[Your instructions]:
Examine each line of the data. Copy the line if it includes the word "icon".

[Data to examine]:

- Opening Delimiter -

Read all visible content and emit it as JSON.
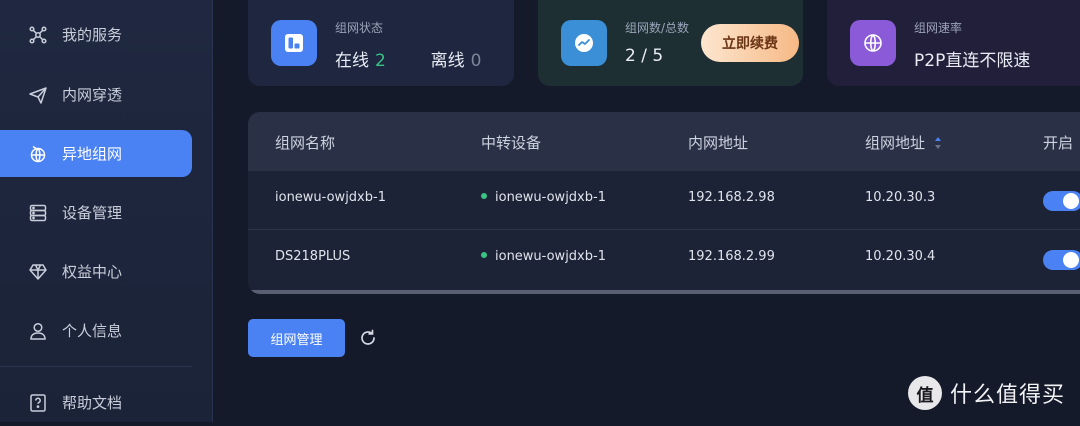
{
  "sidebar": {
    "items": [
      {
        "label": "我的服务",
        "icon": "network-nodes-icon"
      },
      {
        "label": "内网穿透",
        "icon": "paper-plane-icon"
      },
      {
        "label": "异地组网",
        "icon": "globe-link-icon"
      },
      {
        "label": "设备管理",
        "icon": "server-icon"
      },
      {
        "label": "权益中心",
        "icon": "diamond-icon"
      },
      {
        "label": "个人信息",
        "icon": "user-icon"
      },
      {
        "label": "帮助文档",
        "icon": "help-doc-icon"
      }
    ],
    "active": "异地组网"
  },
  "cards": {
    "status": {
      "label": "组网状态",
      "online_label": "在线",
      "online_count": "2",
      "offline_label": "离线",
      "offline_count": "0",
      "icon": "layout-icon",
      "color": "#4b82f3"
    },
    "count": {
      "label": "组网数/总数",
      "value": "2 / 5",
      "button": "立即续费",
      "icon": "trend-icon",
      "color": "#3a8fd6"
    },
    "speed": {
      "label": "组网速率",
      "value": "P2P直连不限速",
      "icon": "globe-icon",
      "color": "#8a5ad8"
    }
  },
  "table": {
    "headers": [
      "组网名称",
      "中转设备",
      "内网地址",
      "组网地址",
      "开启"
    ],
    "rows": [
      {
        "name": "ionewu-owjdxb-1",
        "relay": "ionewu-owjdxb-1",
        "lan_ip": "192.168.2.98",
        "net_ip": "10.20.30.3",
        "enabled": true
      },
      {
        "name": "DS218PLUS",
        "relay": "ionewu-owjdxb-1",
        "lan_ip": "192.168.2.99",
        "net_ip": "10.20.30.4",
        "enabled": true
      }
    ]
  },
  "actions": {
    "manage_label": "组网管理"
  },
  "watermark": {
    "text": "什么值得买",
    "logo_char": "值"
  },
  "colors": {
    "accent": "#4b82f3",
    "online": "#39c384"
  }
}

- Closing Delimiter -

[Exercise answer]:
        "icon": "network-nodes-icon"
        "icon": "paper-plane-icon"
        "icon": "globe-link-icon"
        "icon": "server-icon"
        "icon": "diamond-icon"
        "icon": "user-icon"
        "icon": "help-doc-icon"
      "icon": "layout-icon",
      "icon": "trend-icon",
      "icon": "globe-icon",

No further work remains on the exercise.